How Much Home Can I Afford?

The 28-36 Rule
Your willingness to pay a loan (typically determined by your credit score)Your ability to pay the loan back.

In order for your o answer these questions, you need to take into consideration several factors, like salary, debts, credit score, and the actual costs of buying a home. Something to help put all these numbers into perspective is the 28-36 rule.

How Does the 28-36 Rule work?
Your maximum Household Expenses (PIT) should not exceed 28% of your gross monthly income. (before taking out taxes and deductions). For example, if you make $70,000 a year and divide it by 12 months, your monthly gross income is $5,833. Multiply that by 28% and your monthly PITI should be less than $1,633.

PRINCIPLE: The part of a mortgage payment that pays down the amount borrowed.
INTEREST: Percent rate charged by creditors for lending you the principle
TAXES: This is your property tax
INSURANCE: This is your homeowner’s insurance(and if necessary, your private mortgage insurance, or PMI)

Debt – to – income Ratio DTI
Your total debt or Debt-to-Income Ratio(DTI) should not exceed 36 percent of your gross monthly income. Your debt determines, in part, how much of a mortgage loan you can afford. Lenders calculate your debt-to-income by dividing your monthly debt by your monthly income.

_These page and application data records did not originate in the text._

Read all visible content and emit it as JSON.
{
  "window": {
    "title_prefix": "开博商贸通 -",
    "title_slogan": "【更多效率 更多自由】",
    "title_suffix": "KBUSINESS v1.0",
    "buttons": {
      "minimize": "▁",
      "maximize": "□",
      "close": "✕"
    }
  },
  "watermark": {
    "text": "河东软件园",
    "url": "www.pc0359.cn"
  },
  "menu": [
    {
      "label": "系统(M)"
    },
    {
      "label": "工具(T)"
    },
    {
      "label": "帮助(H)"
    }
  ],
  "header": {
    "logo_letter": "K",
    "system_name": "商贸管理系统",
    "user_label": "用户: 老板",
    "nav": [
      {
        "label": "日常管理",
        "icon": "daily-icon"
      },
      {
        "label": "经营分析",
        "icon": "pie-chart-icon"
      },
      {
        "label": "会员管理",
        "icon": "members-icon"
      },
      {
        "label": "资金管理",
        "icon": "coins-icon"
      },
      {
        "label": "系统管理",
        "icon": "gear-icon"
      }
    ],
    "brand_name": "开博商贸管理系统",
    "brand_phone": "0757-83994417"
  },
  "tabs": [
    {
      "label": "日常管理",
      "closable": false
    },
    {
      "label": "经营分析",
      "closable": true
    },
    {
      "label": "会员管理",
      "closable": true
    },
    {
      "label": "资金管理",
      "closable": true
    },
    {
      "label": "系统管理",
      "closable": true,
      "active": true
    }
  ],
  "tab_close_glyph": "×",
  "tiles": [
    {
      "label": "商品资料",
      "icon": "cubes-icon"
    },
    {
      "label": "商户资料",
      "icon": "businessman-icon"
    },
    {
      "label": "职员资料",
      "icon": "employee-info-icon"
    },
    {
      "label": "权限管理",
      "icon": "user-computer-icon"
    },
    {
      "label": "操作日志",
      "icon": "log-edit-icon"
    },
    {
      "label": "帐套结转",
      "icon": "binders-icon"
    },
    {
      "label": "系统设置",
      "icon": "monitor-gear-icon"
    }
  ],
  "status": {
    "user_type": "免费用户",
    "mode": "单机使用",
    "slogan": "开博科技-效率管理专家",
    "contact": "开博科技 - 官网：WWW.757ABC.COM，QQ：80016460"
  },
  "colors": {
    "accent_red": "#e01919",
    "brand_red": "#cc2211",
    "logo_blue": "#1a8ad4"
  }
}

This is a general guideline lenders consider. It’s not a requirement to receive a mortgage. Banks and lenders typically consider debt made up of the following.
Car loans. Education/Student loans, Home equity loans(ex: second mortgage), Outstanding credit card balance.